I needed someone smarter than me to explain the heady philosophy of literary theory, so I spoke with Corinne Scheiner, professor of Comparative Literature and Encyclopedia of Literary Knowledge. She grounded the argument in terms of a poet with whom I was familiar: “Say you’re going to read Jane Hilberry’s poems. Well, maybe Jane Hilberry’s name is on the cover of her book of poems, and Jane probably had a very clear vision for each of those poems. But your understanding of who “Jane Hilberry” the poet is, is completely constructed. In fact, the ‘author’ of your computer-generated poem is no less a construction than ‘Jane Hilberry’ is.” To this I responded with baffled gibberish, so Corinne clarified, “It’s because you’re not going into her head and her world. You’re only getting what’s filtered through the text. In fact, your reading of the poem could be the very antithesis of what she had been going for—but who cares?”
In response to her rhetorical question, I groaned and said, “Oh my god. That’s so depressing.” Corinne countered: “For me it’s not depressing. It’s actually somewhat liberating to realize that you’re not trapped by the author.” But if readers are not trapped by the author at all, they are also not connected to the author at all. And the connection between reader and writer does not have to trap readers in a single interpretation of a text. As Hilberry said, it allows readers to connect with the “bunch of different selves” an author puts in her writing.
If you buy the postmodern literary theory that has been seriously dumbed down here, you should not have any issue buying, reading and enjoying computer-written poetry. After all, nothing has really changed: a computer-generated poem lacks an author just as much as any human-written poem.
And yet Corinne, whose personal opinions lie somewhere in the realm of the postmodern, confessed that “there is a part of me that envisions the writers I love to read. Not the works I love to read, but the writers I love to read. I do think of them as these geniuses who never have an off day and produce these masterpieces that I love.”
Corinne said, “On a deeply personal level, connection is why we read.” There is clearly a dissonance between the (probably) true ideas of modern literary theorists and the feelings of connection readers have with their favorite authors. Robopoetics lays bare the fiction on which those feelings are founded. Maybe that is why some people are so offended by robopoetics. For some people, part of the pleasure of a poem is in knowing someone constructed this puzzle for you to piece together. But for others—namely, the people working in robopoetics—it is enough that a text evokes some feeling in you as a reader, regardless of whether anyone meant to do so.
I find reading a computer-generated poem feels more like discovering a face in burnt toast than reading poetry. It doesn’t allow a reader to engage in the necessary delusion of reader-writer connection, of discovering meaning rather than contriving it. But that’s just a reflection of my definition of poetry. And certainly, everyone is entitled to their own definition—even Janus Node. Really, Janus Node generated its own definition: “Poem: the deception of orator.”

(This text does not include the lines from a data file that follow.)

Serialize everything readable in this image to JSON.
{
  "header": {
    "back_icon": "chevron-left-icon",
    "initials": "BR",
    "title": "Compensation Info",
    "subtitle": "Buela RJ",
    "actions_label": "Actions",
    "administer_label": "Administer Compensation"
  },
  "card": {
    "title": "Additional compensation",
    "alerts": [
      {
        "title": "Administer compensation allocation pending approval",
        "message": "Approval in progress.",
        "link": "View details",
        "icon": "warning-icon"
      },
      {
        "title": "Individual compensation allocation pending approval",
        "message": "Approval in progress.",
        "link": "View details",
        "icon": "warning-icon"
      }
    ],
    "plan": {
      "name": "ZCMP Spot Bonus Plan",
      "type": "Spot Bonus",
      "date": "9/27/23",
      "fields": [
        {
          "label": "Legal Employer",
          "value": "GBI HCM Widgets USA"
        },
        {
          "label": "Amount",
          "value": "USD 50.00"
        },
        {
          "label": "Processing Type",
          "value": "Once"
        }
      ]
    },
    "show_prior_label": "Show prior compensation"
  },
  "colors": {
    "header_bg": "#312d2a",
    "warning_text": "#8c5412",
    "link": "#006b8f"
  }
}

Disclaimer: The author of this article is entirely fictional. Any resemblance to the real Ethan Cutler is entirely coincidental.